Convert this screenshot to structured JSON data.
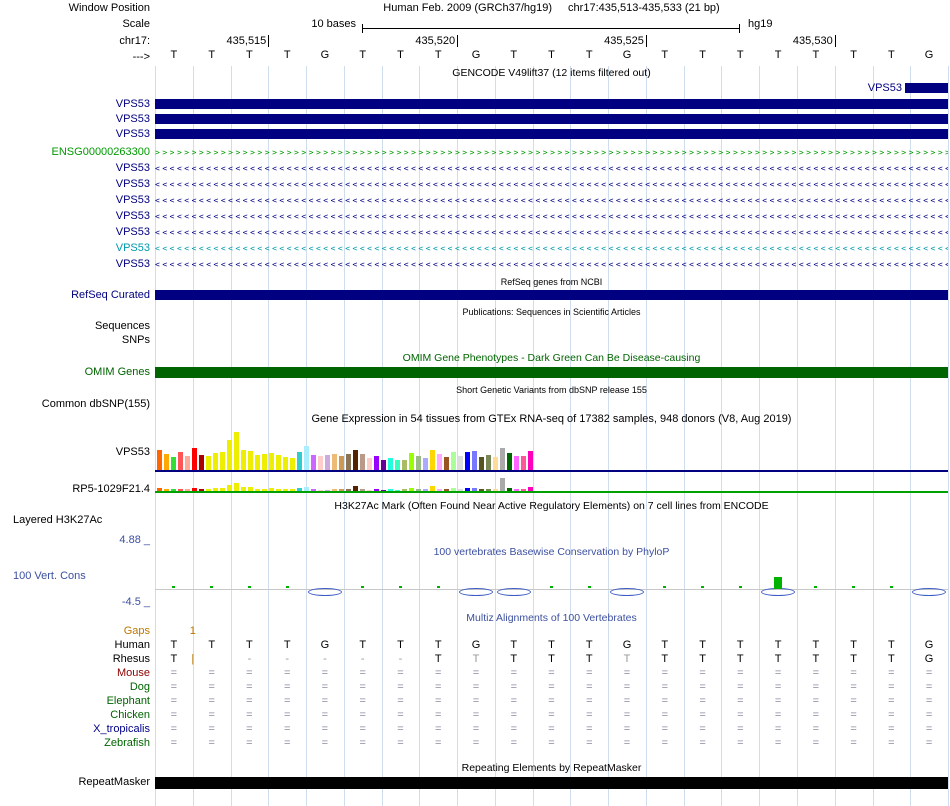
{
  "colors": {
    "navy": "#000080",
    "teal": "#0099AA",
    "green": "#009900",
    "dkgreen": "#006400",
    "blue": "#3C50A0",
    "orange": "#BB7700",
    "maroon": "#8B0000",
    "gridline": "#CFDDED"
  },
  "header": {
    "window_position_label": "Window Position",
    "scale_row_label": "Scale",
    "chrom_label": "chr17:",
    "strand_label": "--->",
    "title_assembly": "Human Feb. 2009 (GRCh37/hg19)",
    "title_position": "chr17:435,513-435,533 (21 bp)",
    "scale_text": "10 bases",
    "assembly": "hg19",
    "ticks": [
      {
        "label": "435,515",
        "col": 3
      },
      {
        "label": "435,520",
        "col": 8
      },
      {
        "label": "435,525",
        "col": 13
      },
      {
        "label": "435,530",
        "col": 18
      }
    ]
  },
  "sequence": {
    "bases": [
      "T",
      "T",
      "T",
      "T",
      "G",
      "T",
      "T",
      "T",
      "G",
      "T",
      "T",
      "T",
      "G",
      "T",
      "T",
      "T",
      "T",
      "T",
      "T",
      "T",
      "G"
    ]
  },
  "gencode": {
    "header": "GENCODE V49lift37 (12 items filtered out)",
    "right_item_label": "VPS53",
    "bar_rows": [
      {
        "label": "VPS53"
      },
      {
        "label": "VPS53"
      },
      {
        "label": "VPS53"
      }
    ],
    "arrow_rows": [
      {
        "label": "ENSG00000263300",
        "color": "#009900",
        "dir": "right"
      },
      {
        "label": "VPS53",
        "color": "#000080",
        "dir": "left"
      },
      {
        "label": "VPS53",
        "color": "#000080",
        "dir": "left"
      },
      {
        "label": "VPS53",
        "color": "#000080",
        "dir": "left"
      },
      {
        "label": "VPS53",
        "color": "#000080",
        "dir": "left"
      },
      {
        "label": "VPS53",
        "color": "#000080",
        "dir": "left"
      },
      {
        "label": "VPS53",
        "color": "#0099AA",
        "dir": "left"
      },
      {
        "label": "VPS53",
        "color": "#000080",
        "dir": "left"
      }
    ]
  },
  "refseq": {
    "header": "RefSeq genes from NCBI",
    "track_label": "RefSeq Curated"
  },
  "publications": {
    "header": "Publications: Sequences in Scientific Articles",
    "sequences_label": "Sequences",
    "snps_label": "SNPs"
  },
  "omim": {
    "header": "OMIM Gene Phenotypes - Dark Green Can Be Disease-causing",
    "track_label": "OMIM Genes"
  },
  "dbsnp": {
    "header": "Short Genetic Variants from dbSNP release 155",
    "track_label": "Common dbSNP(155)"
  },
  "gtex": {
    "header": "Gene Expression in 54 tissues from GTEx RNA-seq of 17382 samples, 948 donors (V8, Aug 2019)",
    "vps53_label": "VPS53",
    "rp5_label": "RP5-1029F21.4",
    "colors": [
      "#FF6600",
      "#FFAA00",
      "#33DD33",
      "#FF5555",
      "#FFAA99",
      "#FF0000",
      "#AA0000",
      "#EEEE00",
      "#EEEE00",
      "#EEEE00",
      "#EEEE00",
      "#EEEE00",
      "#EEEE00",
      "#EEEE00",
      "#EEEE00",
      "#EEEE00",
      "#EEEE00",
      "#EEEE00",
      "#EEEE00",
      "#EEEE00",
      "#33CCCC",
      "#AAEEFF",
      "#CC66FF",
      "#FFCCCC",
      "#CCAADD",
      "#EEBB77",
      "#CC9955",
      "#8B7355",
      "#552200",
      "#BB9988",
      "#FFCCCC",
      "#9900FF",
      "#660099",
      "#22FFDD",
      "#33FFC0",
      "#AABB66",
      "#99FF00",
      "#99BB88",
      "#AAAAFF",
      "#FFD700",
      "#FFAAFF",
      "#995522",
      "#AAFF99",
      "#DDDDDD",
      "#0000FF",
      "#7777FF",
      "#555522",
      "#778855",
      "#FFDD99",
      "#AAAAAA",
      "#006600",
      "#FF66FF",
      "#FF5599",
      "#FF00BB"
    ],
    "vps53_heights": [
      20,
      16,
      13,
      18,
      14,
      22,
      15,
      14,
      17,
      18,
      30,
      38,
      20,
      19,
      15,
      16,
      17,
      15,
      13,
      12,
      18,
      24,
      15,
      14,
      15,
      16,
      14,
      16,
      20,
      16,
      12,
      14,
      10,
      12,
      10,
      10,
      17,
      14,
      12,
      20,
      16,
      13,
      18,
      14,
      18,
      19,
      13,
      15,
      13,
      22,
      17,
      14,
      14,
      19
    ],
    "rp5_heights": [
      3,
      2,
      2,
      2,
      2,
      3,
      2,
      2,
      3,
      3,
      6,
      8,
      4,
      4,
      2,
      2,
      3,
      2,
      2,
      2,
      3,
      4,
      2,
      1,
      1,
      2,
      2,
      2,
      5,
      2,
      1,
      2,
      1,
      2,
      1,
      2,
      3,
      2,
      2,
      5,
      2,
      2,
      3,
      2,
      3,
      3,
      2,
      2,
      2,
      13,
      3,
      2,
      2,
      4
    ]
  },
  "encode": {
    "header": "H3K27Ac Mark (Often Found Near Active Regulatory Elements) on 7 cell lines from ENCODE",
    "track_label": "Layered H3K27Ac"
  },
  "conservation": {
    "header": "100 vertebrates Basewise Conservation by PhyloP",
    "track_label": "100 Vert. Cons",
    "max_label": "4.88 _",
    "min_label": "-4.5 _",
    "lens_cols": [
      4,
      8,
      9,
      12,
      16,
      20
    ],
    "peak_col": 16
  },
  "multiz": {
    "header": "Multiz Alignments of 100 Vertebrates",
    "rows": [
      {
        "label": "Gaps",
        "color": "#BB7700",
        "insert_text": "1",
        "insert_col": 1
      },
      {
        "label": "Human",
        "color": "#000000",
        "letters": [
          "T",
          "T",
          "T",
          "T",
          "G",
          "T",
          "T",
          "T",
          "G",
          "T",
          "T",
          "T",
          "G",
          "T",
          "T",
          "T",
          "T",
          "T",
          "T",
          "T",
          "G"
        ]
      },
      {
        "label": "Rhesus",
        "color": "#000000",
        "letters": [
          "T",
          "",
          "-",
          "-",
          "-",
          "-",
          "-",
          "T",
          "T",
          "T",
          "T",
          "T",
          "T",
          "T",
          "T",
          "T",
          "T",
          "T",
          "T",
          "T",
          "G"
        ],
        "dim_cols": [
          2,
          3,
          4,
          5,
          6,
          8,
          12
        ],
        "insert_text": "|",
        "insert_col": 1
      },
      {
        "label": "Mouse",
        "color": "#8B0000",
        "fill": "="
      },
      {
        "label": "Dog",
        "color": "#006400",
        "fill": "="
      },
      {
        "label": "Elephant",
        "color": "#006400",
        "fill": "="
      },
      {
        "label": "Chicken",
        "color": "#006400",
        "fill": "="
      },
      {
        "label": "X_tropicalis",
        "color": "#000088",
        "fill": "="
      },
      {
        "label": "Zebrafish",
        "color": "#006400",
        "fill": "="
      }
    ]
  },
  "repeat": {
    "header": "Repeating Elements by RepeatMasker",
    "track_label": "RepeatMasker"
  }
}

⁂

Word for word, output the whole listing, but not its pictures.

Convert this screenshot to structured JSON data.
{
  "colors": {
    "navy": "#000080",
    "teal": "#0099AA",
    "green": "#009900",
    "dkgreen": "#006400",
    "blue": "#3C50A0",
    "orange": "#BB7700",
    "maroon": "#8B0000",
    "gridline": "#CFDDED"
  },
  "header": {
    "window_position_label": "Window Position",
    "scale_row_label": "Scale",
    "chrom_label": "chr17:",
    "strand_label": "--->",
    "title_assembly": "Human Feb. 2009 (GRCh37/hg19)",
    "title_position": "chr17:435,513-435,533 (21 bp)",
    "scale_text": "10 bases",
    "assembly": "hg19",
    "ticks": [
      {
        "label": "435,515",
        "col": 3
      },
      {
        "label": "435,520",
        "col": 8
      },
      {
        "label": "435,525",
        "col": 13
      },
      {
        "label": "435,530",
        "col": 18
      }
    ]
  },
  "sequence": {
    "bases": [
      "T",
      "T",
      "T",
      "T",
      "G",
      "T",
      "T",
      "T",
      "G",
      "T",
      "T",
      "T",
      "G",
      "T",
      "T",
      "T",
      "T",
      "T",
      "T",
      "T",
      "G"
    ]
  },
  "gencode": {
    "header": "GENCODE V49lift37 (12 items filtered out)",
    "right_item_label": "VPS53",
    "bar_rows": [
      {
        "label": "VPS53"
      },
      {
        "label": "VPS53"
      },
      {
        "label": "VPS53"
      }
    ],
    "arrow_rows": [
      {
        "label": "ENSG00000263300",
        "color": "#009900",
        "dir": "right"
      },
      {
        "label": "VPS53",
        "color": "#000080",
        "dir": "left"
      },
      {
        "label": "VPS53",
        "color": "#000080",
        "dir": "left"
      },
      {
        "label": "VPS53",
        "color": "#000080",
        "dir": "left"
      },
      {
        "label": "VPS53",
        "color": "#000080",
        "dir": "left"
      },
      {
        "label": "VPS53",
        "color": "#000080",
        "dir": "left"
      },
      {
        "label": "VPS53",
        "color": "#0099AA",
        "dir": "left"
      },
      {
        "label": "VPS53",
        "color": "#000080",
        "dir": "left"
      }
    ]
  },
  "refseq": {
    "header": "RefSeq genes from NCBI",
    "track_label": "RefSeq Curated"
  },
  "publications": {
    "header": "Publications: Sequences in Scientific Articles",
    "sequences_label": "Sequences",
    "snps_label": "SNPs"
  },
  "omim": {
    "header": "OMIM Gene Phenotypes - Dark Green Can Be Disease-causing",
    "track_label": "OMIM Genes"
  },
  "dbsnp": {
    "header": "Short Genetic Variants from dbSNP release 155",
    "track_label": "Common dbSNP(155)"
  },
  "gtex": {
    "header": "Gene Expression in 54 tissues from GTEx RNA-seq of 17382 samples, 948 donors (V8, Aug 2019)",
    "vps53_label": "VPS53",
    "rp5_label": "RP5-1029F21.4",
    "colors": [
      "#FF6600",
      "#FFAA00",
      "#33DD33",
      "#FF5555",
      "#FFAA99",
      "#FF0000",
      "#AA0000",
      "#EEEE00",
      "#EEEE00",
      "#EEEE00",
      "#EEEE00",
      "#EEEE00",
      "#EEEE00",
      "#EEEE00",
      "#EEEE00",
      "#EEEE00",
      "#EEEE00",
      "#EEEE00",
      "#EEEE00",
      "#EEEE00",
      "#33CCCC",
      "#AAEEFF",
      "#CC66FF",
      "#FFCCCC",
      "#CCAADD",
      "#EEBB77",
      "#CC9955",
      "#8B7355",
      "#552200",
      "#BB9988",
      "#FFCCCC",
      "#9900FF",
      "#660099",
      "#22FFDD",
      "#33FFC0",
      "#AABB66",
      "#99FF00",
      "#99BB88",
      "#AAAAFF",
      "#FFD700",
      "#FFAAFF",
      "#995522",
      "#AAFF99",
      "#DDDDDD",
      "#0000FF",
      "#7777FF",
      "#555522",
      "#778855",
      "#FFDD99",
      "#AAAAAA",
      "#006600",
      "#FF66FF",
      "#FF5599",
      "#FF00BB"
    ],
    "vps53_heights": [
      20,
      16,
      13,
      18,
      14,
      22,
      15,
      14,
      17,
      18,
      30,
      38,
      20,
      19,
      15,
      16,
      17,
      15,
      13,
      12,
      18,
      24,
      15,
      14,
      15,
      16,
      14,
      16,
      20,
      16,
      12,
      14,
      10,
      12,
      10,
      10,
      17,
      14,
      12,
      20,
      16,
      13,
      18,
      14,
      18,
      19,
      13,
      15,
      13,
      22,
      17,
      14,
      14,
      19
    ],
    "rp5_heights": [
      3,
      2,
      2,
      2,
      2,
      3,
      2,
      2,
      3,
      3,
      6,
      8,
      4,
      4,
      2,
      2,
      3,
      2,
      2,
      2,
      3,
      4,
      2,
      1,
      1,
      2,
      2,
      2,
      5,
      2,
      1,
      2,
      1,
      2,
      1,
      2,
      3,
      2,
      2,
      5,
      2,
      2,
      3,
      2,
      3,
      3,
      2,
      2,
      2,
      13,
      3,
      2,
      2,
      4
    ]
  },
  "encode": {
    "header": "H3K27Ac Mark (Often Found Near Active Regulatory Elements) on 7 cell lines from ENCODE",
    "track_label": "Layered H3K27Ac"
  },
  "conservation": {
    "header": "100 vertebrates Basewise Conservation by PhyloP",
    "track_label": "100 Vert. Cons",
    "max_label": "4.88 _",
    "min_label": "-4.5 _",
    "lens_cols": [
      4,
      8,
      9,
      12,
      16,
      20
    ],
    "peak_col": 16
  },
  "multiz": {
    "header": "Multiz Alignments of 100 Vertebrates",
    "rows": [
      {
        "label": "Gaps",
        "color": "#BB7700",
        "insert_text": "1",
        "insert_col": 1
      },
      {
        "label": "Human",
        "color": "#000000",
        "letters": [
          "T",
          "T",
          "T",
          "T",
          "G",
          "T",
          "T",
          "T",
          "G",
          "T",
          "T",
          "T",
          "G",
          "T",
          "T",
          "T",
          "T",
          "T",
          "T",
          "T",
          "G"
        ]
      },
      {
        "label": "Rhesus",
        "color": "#000000",
        "letters": [
          "T",
          "",
          "-",
          "-",
          "-",
          "-",
          "-",
          "T",
          "T",
          "T",
          "T",
          "T",
          "T",
          "T",
          "T",
          "T",
          "T",
          "T",
          "T",
          "T",
          "G"
        ],
        "dim_cols": [
          2,
          3,
          4,
          5,
          6,
          8,
          12
        ],
        "insert_text": "|",
        "insert_col": 1
      },
      {
        "label": "Mouse",
        "color": "#8B0000",
        "fill": "="
      },
      {
        "label": "Dog",
        "color": "#006400",
        "fill": "="
      },
      {
        "label": "Elephant",
        "color": "#006400",
        "fill": "="
      },
      {
        "label": "Chicken",
        "color": "#006400",
        "fill": "="
      },
      {
        "label": "X_tropicalis",
        "color": "#000088",
        "fill": "="
      },
      {
        "label": "Zebrafish",
        "color": "#006400",
        "fill": "="
      }
    ]
  },
  "repeat": {
    "header": "Repeating Elements by RepeatMasker",
    "track_label": "RepeatMasker"
  }
}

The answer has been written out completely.